** Work instruction **
Using the entries below, copy out all lines where "statement" is found.
** Opening Task material block **
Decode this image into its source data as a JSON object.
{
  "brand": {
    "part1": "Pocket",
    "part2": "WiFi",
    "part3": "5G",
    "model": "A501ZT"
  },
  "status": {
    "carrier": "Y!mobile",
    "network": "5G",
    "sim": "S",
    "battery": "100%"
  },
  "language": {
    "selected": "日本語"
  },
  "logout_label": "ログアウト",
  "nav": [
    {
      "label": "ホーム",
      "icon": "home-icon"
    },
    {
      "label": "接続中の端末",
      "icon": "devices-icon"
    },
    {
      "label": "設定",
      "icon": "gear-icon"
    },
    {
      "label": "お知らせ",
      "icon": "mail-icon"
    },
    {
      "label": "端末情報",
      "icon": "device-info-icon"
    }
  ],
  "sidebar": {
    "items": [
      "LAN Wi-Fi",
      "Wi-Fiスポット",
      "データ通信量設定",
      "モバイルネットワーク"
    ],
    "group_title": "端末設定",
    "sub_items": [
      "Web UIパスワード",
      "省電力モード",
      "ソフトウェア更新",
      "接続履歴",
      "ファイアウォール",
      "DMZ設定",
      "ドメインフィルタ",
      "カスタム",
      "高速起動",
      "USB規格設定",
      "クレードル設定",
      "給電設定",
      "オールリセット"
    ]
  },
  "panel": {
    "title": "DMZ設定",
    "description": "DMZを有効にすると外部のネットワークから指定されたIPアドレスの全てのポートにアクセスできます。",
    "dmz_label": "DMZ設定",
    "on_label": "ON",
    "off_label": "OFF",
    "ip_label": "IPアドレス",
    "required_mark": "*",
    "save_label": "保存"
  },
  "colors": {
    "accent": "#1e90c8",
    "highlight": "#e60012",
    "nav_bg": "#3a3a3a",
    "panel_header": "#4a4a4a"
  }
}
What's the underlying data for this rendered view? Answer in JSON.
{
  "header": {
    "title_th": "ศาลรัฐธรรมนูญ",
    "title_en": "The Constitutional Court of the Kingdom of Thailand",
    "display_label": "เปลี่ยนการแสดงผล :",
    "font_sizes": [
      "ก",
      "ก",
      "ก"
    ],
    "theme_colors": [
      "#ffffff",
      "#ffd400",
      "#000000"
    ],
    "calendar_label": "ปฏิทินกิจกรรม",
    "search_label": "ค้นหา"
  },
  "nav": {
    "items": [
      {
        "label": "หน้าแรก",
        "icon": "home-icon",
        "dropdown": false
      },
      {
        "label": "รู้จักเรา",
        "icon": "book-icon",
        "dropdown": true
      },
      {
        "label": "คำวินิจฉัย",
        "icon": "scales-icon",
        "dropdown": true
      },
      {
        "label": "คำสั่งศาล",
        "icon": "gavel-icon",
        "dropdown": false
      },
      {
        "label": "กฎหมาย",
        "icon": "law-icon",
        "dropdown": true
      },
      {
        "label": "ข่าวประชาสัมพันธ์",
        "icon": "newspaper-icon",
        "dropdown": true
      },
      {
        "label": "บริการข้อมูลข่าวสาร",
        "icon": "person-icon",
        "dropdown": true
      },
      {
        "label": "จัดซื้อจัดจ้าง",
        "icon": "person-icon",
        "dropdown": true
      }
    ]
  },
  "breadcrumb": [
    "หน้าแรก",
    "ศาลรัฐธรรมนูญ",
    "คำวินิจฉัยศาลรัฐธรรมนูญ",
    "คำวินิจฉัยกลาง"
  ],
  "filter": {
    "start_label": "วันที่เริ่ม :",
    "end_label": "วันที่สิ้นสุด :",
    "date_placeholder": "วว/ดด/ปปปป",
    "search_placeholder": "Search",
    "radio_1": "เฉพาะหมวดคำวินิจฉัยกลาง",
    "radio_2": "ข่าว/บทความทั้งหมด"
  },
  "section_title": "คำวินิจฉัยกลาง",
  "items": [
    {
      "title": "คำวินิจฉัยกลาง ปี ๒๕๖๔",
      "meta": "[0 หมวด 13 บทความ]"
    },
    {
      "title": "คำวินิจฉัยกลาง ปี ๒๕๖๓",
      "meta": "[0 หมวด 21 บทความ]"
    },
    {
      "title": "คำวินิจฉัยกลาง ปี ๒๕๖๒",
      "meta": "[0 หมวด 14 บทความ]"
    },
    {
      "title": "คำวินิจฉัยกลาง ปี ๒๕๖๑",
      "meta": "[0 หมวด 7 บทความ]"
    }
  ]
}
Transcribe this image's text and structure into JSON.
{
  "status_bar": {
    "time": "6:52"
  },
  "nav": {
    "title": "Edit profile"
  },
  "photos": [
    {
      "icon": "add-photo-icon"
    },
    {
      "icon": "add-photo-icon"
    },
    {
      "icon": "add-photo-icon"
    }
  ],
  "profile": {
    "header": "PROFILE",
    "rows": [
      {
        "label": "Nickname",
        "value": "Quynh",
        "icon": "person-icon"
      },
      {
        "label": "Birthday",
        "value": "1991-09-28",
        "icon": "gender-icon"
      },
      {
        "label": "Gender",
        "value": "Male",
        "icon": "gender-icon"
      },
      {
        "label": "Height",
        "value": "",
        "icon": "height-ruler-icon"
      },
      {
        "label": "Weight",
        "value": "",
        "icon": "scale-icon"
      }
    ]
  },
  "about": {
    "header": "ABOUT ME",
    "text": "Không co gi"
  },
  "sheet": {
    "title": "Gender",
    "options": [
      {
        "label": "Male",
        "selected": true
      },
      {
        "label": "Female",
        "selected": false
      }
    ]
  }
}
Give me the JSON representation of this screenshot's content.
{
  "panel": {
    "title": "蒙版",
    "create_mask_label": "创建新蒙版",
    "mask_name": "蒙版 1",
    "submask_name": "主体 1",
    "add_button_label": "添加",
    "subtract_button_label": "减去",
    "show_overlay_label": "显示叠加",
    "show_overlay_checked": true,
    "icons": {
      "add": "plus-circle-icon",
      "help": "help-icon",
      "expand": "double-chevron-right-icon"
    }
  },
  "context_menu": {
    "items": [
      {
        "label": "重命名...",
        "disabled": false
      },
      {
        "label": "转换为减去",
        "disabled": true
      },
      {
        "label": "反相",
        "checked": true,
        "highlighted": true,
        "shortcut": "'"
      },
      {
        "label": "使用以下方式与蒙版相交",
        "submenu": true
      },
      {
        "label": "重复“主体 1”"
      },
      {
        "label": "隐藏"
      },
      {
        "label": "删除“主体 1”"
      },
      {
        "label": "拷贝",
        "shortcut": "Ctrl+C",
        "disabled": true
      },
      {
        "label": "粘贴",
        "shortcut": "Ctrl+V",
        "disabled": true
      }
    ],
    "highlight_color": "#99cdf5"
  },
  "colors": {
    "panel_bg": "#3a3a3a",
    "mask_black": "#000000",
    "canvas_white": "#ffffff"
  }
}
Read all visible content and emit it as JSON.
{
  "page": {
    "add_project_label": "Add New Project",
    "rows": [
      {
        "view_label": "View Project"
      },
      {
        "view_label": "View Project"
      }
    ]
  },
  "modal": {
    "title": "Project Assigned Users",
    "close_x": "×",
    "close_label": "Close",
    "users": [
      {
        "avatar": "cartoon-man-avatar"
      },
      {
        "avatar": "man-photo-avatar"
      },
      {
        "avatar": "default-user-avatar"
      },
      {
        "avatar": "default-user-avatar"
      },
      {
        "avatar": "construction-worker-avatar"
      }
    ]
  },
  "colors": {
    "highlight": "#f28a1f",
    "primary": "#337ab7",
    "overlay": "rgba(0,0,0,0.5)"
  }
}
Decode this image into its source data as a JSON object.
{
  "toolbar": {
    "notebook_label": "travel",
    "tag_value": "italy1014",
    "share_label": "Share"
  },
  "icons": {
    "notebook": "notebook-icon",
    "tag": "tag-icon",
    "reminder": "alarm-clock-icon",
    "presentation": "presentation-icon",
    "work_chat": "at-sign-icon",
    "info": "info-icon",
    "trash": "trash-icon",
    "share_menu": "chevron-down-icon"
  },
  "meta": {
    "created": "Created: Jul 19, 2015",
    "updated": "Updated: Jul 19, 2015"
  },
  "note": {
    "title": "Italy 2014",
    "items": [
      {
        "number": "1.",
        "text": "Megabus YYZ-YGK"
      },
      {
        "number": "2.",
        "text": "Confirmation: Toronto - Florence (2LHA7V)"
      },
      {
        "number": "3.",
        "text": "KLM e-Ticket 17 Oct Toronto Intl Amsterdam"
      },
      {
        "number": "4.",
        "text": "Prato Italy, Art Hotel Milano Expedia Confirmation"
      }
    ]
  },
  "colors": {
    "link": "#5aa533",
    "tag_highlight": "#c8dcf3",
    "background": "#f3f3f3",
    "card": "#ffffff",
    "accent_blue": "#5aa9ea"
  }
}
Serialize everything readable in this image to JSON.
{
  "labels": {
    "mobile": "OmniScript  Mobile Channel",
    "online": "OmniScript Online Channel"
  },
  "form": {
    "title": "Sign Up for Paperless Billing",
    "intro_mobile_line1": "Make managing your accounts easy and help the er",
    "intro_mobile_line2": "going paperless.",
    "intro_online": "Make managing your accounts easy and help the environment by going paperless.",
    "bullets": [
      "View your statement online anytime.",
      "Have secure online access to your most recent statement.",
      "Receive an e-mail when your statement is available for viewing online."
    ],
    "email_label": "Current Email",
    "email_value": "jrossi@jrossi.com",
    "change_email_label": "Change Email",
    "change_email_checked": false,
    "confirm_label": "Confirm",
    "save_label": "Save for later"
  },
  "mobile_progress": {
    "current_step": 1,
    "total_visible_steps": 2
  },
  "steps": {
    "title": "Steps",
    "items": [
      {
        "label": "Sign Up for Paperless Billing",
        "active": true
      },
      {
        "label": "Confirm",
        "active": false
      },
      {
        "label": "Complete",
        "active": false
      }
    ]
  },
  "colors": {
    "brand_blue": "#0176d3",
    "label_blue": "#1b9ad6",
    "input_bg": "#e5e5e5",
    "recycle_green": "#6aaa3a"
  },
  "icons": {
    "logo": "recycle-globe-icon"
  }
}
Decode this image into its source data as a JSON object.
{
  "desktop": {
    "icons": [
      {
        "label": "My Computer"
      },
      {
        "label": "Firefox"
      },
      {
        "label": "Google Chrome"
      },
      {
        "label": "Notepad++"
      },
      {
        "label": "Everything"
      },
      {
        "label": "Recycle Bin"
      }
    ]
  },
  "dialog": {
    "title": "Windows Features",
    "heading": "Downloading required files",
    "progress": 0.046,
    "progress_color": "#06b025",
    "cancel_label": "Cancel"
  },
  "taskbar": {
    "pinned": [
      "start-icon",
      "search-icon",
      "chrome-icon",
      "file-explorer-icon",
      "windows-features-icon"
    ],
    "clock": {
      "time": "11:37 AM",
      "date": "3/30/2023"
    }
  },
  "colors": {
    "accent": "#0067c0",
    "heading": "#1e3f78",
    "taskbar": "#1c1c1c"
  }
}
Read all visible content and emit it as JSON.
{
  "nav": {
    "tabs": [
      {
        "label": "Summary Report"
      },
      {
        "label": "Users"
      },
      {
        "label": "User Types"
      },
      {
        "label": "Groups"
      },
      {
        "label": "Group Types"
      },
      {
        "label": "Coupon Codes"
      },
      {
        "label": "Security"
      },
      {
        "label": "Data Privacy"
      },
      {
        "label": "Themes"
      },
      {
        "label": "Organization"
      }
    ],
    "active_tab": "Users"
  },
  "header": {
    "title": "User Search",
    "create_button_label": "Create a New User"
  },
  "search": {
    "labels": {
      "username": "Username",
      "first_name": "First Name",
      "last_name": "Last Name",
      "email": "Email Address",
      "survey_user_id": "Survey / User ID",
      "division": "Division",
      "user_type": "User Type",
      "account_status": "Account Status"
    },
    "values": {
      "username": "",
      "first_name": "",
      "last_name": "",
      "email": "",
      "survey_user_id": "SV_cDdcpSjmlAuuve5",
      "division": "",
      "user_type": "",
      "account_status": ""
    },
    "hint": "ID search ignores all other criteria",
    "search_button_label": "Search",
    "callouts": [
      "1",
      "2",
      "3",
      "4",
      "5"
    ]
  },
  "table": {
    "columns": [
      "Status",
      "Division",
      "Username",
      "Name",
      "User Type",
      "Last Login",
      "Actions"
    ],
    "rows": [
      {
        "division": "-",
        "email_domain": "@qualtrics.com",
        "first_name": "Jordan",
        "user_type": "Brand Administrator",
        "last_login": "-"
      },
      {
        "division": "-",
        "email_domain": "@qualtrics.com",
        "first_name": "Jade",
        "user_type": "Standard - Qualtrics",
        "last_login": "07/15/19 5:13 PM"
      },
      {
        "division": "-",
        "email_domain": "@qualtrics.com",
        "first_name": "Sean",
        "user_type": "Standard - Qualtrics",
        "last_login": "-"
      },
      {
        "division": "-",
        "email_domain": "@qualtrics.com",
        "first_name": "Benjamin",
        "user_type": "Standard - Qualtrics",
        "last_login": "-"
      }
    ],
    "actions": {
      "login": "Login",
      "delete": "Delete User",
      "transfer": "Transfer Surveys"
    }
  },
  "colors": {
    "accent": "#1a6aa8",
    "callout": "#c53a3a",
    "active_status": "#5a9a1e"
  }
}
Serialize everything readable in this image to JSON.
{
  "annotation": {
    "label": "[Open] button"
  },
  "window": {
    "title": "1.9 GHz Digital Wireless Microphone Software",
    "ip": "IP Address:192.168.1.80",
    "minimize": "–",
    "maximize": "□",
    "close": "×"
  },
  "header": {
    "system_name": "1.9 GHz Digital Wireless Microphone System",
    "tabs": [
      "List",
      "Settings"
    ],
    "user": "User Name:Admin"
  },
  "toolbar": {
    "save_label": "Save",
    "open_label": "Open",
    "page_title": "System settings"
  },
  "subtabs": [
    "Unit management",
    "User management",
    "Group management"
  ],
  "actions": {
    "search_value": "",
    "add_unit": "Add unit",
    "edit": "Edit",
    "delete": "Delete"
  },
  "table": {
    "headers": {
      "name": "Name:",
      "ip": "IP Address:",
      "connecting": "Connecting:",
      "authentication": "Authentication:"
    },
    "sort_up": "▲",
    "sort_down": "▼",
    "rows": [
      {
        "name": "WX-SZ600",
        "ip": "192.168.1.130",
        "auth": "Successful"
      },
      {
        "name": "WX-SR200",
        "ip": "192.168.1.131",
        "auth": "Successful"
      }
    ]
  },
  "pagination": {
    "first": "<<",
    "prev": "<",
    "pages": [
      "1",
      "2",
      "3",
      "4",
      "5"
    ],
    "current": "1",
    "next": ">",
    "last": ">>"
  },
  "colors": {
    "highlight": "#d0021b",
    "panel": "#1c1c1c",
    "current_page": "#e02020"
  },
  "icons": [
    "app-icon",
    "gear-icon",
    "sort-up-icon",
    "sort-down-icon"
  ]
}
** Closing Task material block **
** Answer to the exercise **
      "View your statement online anytime.",
      "Have secure online access to your most recent statement.",
      "Receive an e-mail when your statement is available for viewing online."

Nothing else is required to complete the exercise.